This week we take a look at Ilford XP2 Super, Ilford's chromogenic black and white film.
The great part about XP2 is the fact that it is processed in C41 (color) developer, making it easier and faster (and usually less expensive) to get processed at a lab. Despite the fact that this film is not a 'true' black and white film, it has really great tonal range and I don't think most people would recognize that it is a C41 processed film. If you are familiar at all with regular black and white and color negatives however, you will notice that XP2 has an all together different tone on the actual negative. It tends to have a bit more of a warm purple hue after it has been developed.

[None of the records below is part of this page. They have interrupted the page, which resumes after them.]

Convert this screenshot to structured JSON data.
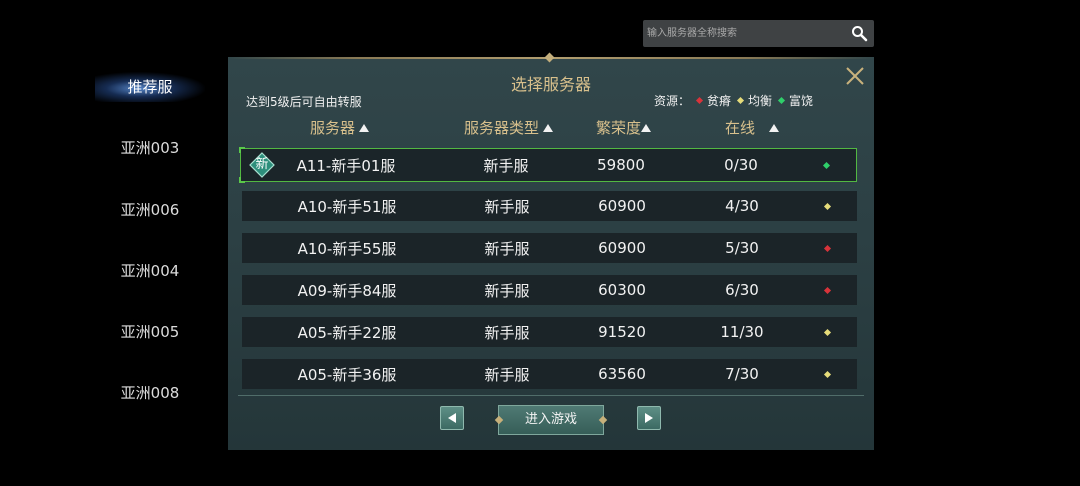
{
  "search": {
    "placeholder": "输入服务器全称搜索",
    "icon": "search-icon"
  },
  "sidebar": {
    "items": [
      {
        "label": "推荐服",
        "active": true
      },
      {
        "label": "亚洲003",
        "active": false
      },
      {
        "label": "亚洲006",
        "active": false
      },
      {
        "label": "亚洲004",
        "active": false
      },
      {
        "label": "亚洲005",
        "active": false
      },
      {
        "label": "亚洲008",
        "active": false
      }
    ]
  },
  "panel": {
    "title": "选择服务器",
    "hint": "达到5级后可自由转服",
    "legend": {
      "label": "资源：",
      "items": [
        {
          "label": "贫瘠",
          "color": "#d8333a"
        },
        {
          "label": "均衡",
          "color": "#e6dc7a"
        },
        {
          "label": "富饶",
          "color": "#2fcf6a"
        }
      ]
    },
    "columns": {
      "name": "服务器",
      "type": "服务器类型",
      "prosperity": "繁荣度",
      "online": "在线"
    },
    "rows": [
      {
        "name": "A11-新手01服",
        "type": "新手服",
        "prosperity": "59800",
        "online": "0/30",
        "resource_color": "#2fcf6a",
        "is_new": true,
        "new_label": "新",
        "selected": true
      },
      {
        "name": "A10-新手51服",
        "type": "新手服",
        "prosperity": "60900",
        "online": "4/30",
        "resource_color": "#e6dc7a",
        "is_new": false,
        "selected": false
      },
      {
        "name": "A10-新手55服",
        "type": "新手服",
        "prosperity": "60900",
        "online": "5/30",
        "resource_color": "#d8333a",
        "is_new": false,
        "selected": false
      },
      {
        "name": "A09-新手84服",
        "type": "新手服",
        "prosperity": "60300",
        "online": "6/30",
        "resource_color": "#d8333a",
        "is_new": false,
        "selected": false
      },
      {
        "name": "A05-新手22服",
        "type": "新手服",
        "prosperity": "91520",
        "online": "11/30",
        "resource_color": "#e6dc7a",
        "is_new": false,
        "selected": false
      },
      {
        "name": "A05-新手36服",
        "type": "新手服",
        "prosperity": "63560",
        "online": "7/30",
        "resource_color": "#e6dc7a",
        "is_new": false,
        "selected": false
      }
    ],
    "enter_label": "进入游戏"
  },
  "colors": {
    "title_gold": "#d8c08c",
    "panel_bg": "#2c4044",
    "row_bg": "#1b2428",
    "selected_border": "#52b842"
  }
}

In the days before digital became huge many professional photographers loved to shoot XP2 instead of a 'true' black & white film because XP2 could be processed along with all their color rolls in an hour if they needed it to be, no waiting around. Then depending on the photo lab the photographer used, the proof photos would be printed on colour paper but look black & white. Though quite often if the lab's machines weren't calibrated the prints would have a magenta or green hue. This was a whole other ball of wax. These days photographers interested in using XP2 can scan their negatives and drop their files into a photo editing program and correct scanning imperfections themselves. Then enlargements can be printed from the XP2 negatives on 'true' black & white paper, colour paper or digitally using inkjet paper.
Here are a few sample shots from Nicole...